After the fair closed, he went to work behind the stick of Farrell’s Bar on 9th Avenue and 16th Street. He had taken and passed the New York police exam along with the fire department, but he felt that he had found a sense of place tending bar. There was something about standing behind the bar of this saloon – a historic Irish-American saloon that has existed since 1933, just after prohibition ended – that pulled him in. And anyone who has done this sort of work knows that part of the draw is the everyday drama that exists in bars, much like the drama that exists on the boards of a stage.
But there was something else he found. Something he learned early from the owner Eddie Farrell who broke him in; it offered the chance to give something back to the community that gave you so much. Long before anyone ever heard of “GoFundMe”, Eddie Farrell was raising money to help those in Windsor Terrace who needed help, help with paying the rent, help with sickness in the family, and help with getting a job.
Jimmy Houlihan kept that chartable spirit of Farrell’s Bar alive. In 1995 he heard that all 33 class rooms of the parochial school he went to, Holy Name of Jesus (now St. Joseph the Worker), needed to be painted. The school didn’t have the money to do it. So he got together with an FDNY Firefighter, Charlie Kawas, and they organized a volunteer list of over 300 people to help the school out.
Many of them were patrons of Farrell’s and another neighborhood saloon, McBears. In one day, like a scene from a Garrison Keillor short story, they showed up with paint rollers and drop cloths and painted the old classrooms whose cloak rooms they once filed silently through as young students. The writer Denis Hamill described it as “a Brooklyn version of an Amish Barn raising.”
The story spread all the way to Washington. Here’s a short extract from the tribute U.S. Rep. Chuck Schumer entered into the Congressional Record in 1995: “Anyone from Windsor Terrace knows that Farrell’s saloon, the bar where ‘Houlie’ works, is also a solid neighborhood landmark well known for its involvement in community events.”
At 1 p.m., on March 19, when Jimmy Houlihan steps off at 15th Street and 9th Avenue and marches down towards 7th Avenue, the history of a parish that was once the hub of one of the largest Irish working-class neighborhoods in New York will live again in his head.

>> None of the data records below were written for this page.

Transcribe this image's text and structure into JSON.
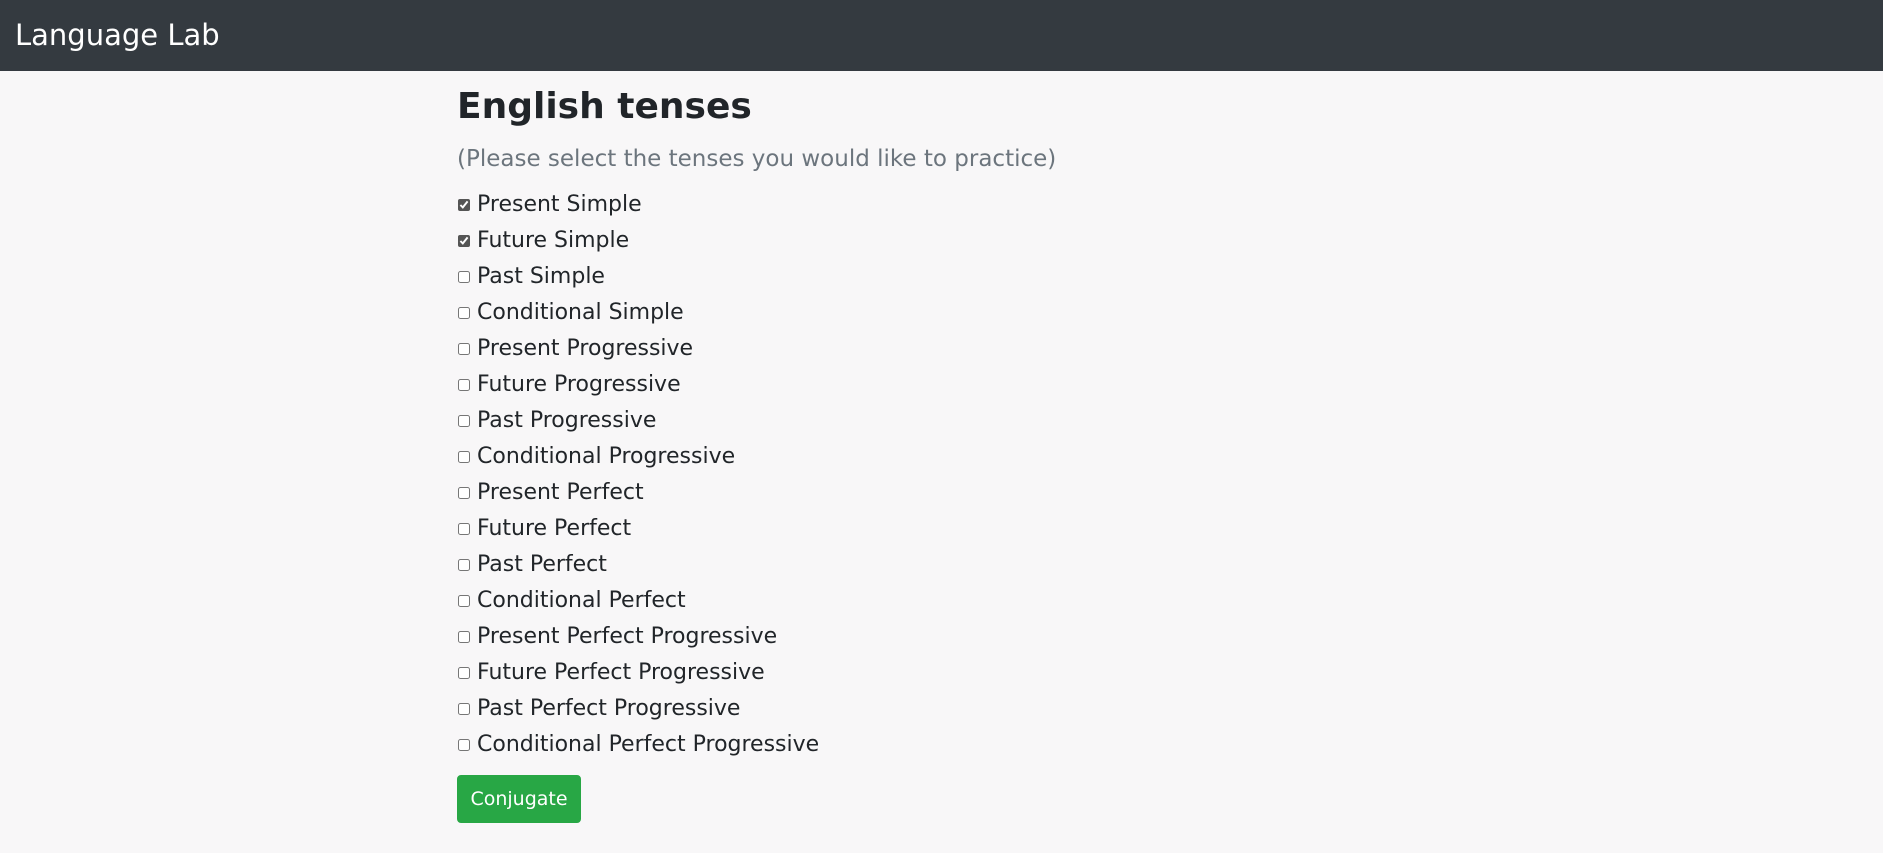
{
  "navbar": {
    "brand": "Language Lab"
  },
  "main": {
    "title": "English tenses",
    "subtitle": "(Please select the tenses you would like to practice)",
    "tenses": [
      {
        "label": "Present Simple",
        "checked": true
      },
      {
        "label": "Future Simple",
        "checked": true
      },
      {
        "label": "Past Simple",
        "checked": false
      },
      {
        "label": "Conditional Simple",
        "checked": false
      },
      {
        "label": "Present Progressive",
        "checked": false
      },
      {
        "label": "Future Progressive",
        "checked": false
      },
      {
        "label": "Past Progressive",
        "checked": false
      },
      {
        "label": "Conditional Progressive",
        "checked": false
      },
      {
        "label": "Present Perfect",
        "checked": false
      },
      {
        "label": "Future Perfect",
        "checked": false
      },
      {
        "label": "Past Perfect",
        "checked": false
      },
      {
        "label": "Conditional Perfect",
        "checked": false
      },
      {
        "label": "Present Perfect Progressive",
        "checked": false
      },
      {
        "label": "Future Perfect Progressive",
        "checked": false
      },
      {
        "label": "Past Perfect Progressive",
        "checked": false
      },
      {
        "label": "Conditional Perfect Progressive",
        "checked": false
      }
    ],
    "submit_label": "Conjugate"
  },
  "colors": {
    "navbar_bg": "#343a40",
    "page_bg": "#f8f7f8",
    "button_bg": "#28a745",
    "subtitle_text": "#6c757d"
  }
}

As he turns off onto 7th Avenue, he will pass by a history of old Irish saloons that the fathers of the sons of the Irish who grew up here once drank in, once heard news of factory jobs in.
He’ll go by 11th Street where Rattigan’s bar once was, and past 9th Street where Diamonds was, a saloon that the Brooklyn born actor who played John Dillinger, Lawrence Tierney, drank in when he worked as an iron worker and hung out in the neighborhood. He’ll pass the railroad room, cold water flat at 378 Seventh Avenue where Pete Hamill lived as a young boy, a tenement that would live on forever in his books.
The parade will end in front of the old Sanders theatre at 15th Street and 9th Avenue as it always does. Then come Monday morning, Jimmy Houlihan will go back to what he always does, managing one of the last Irish working-class saloons left in Windsor Terrace, Brooklyn, Farrell’s Bar. Pity the “hipsters” of the neighborhood have no idea of the humanity that exists behind its doors.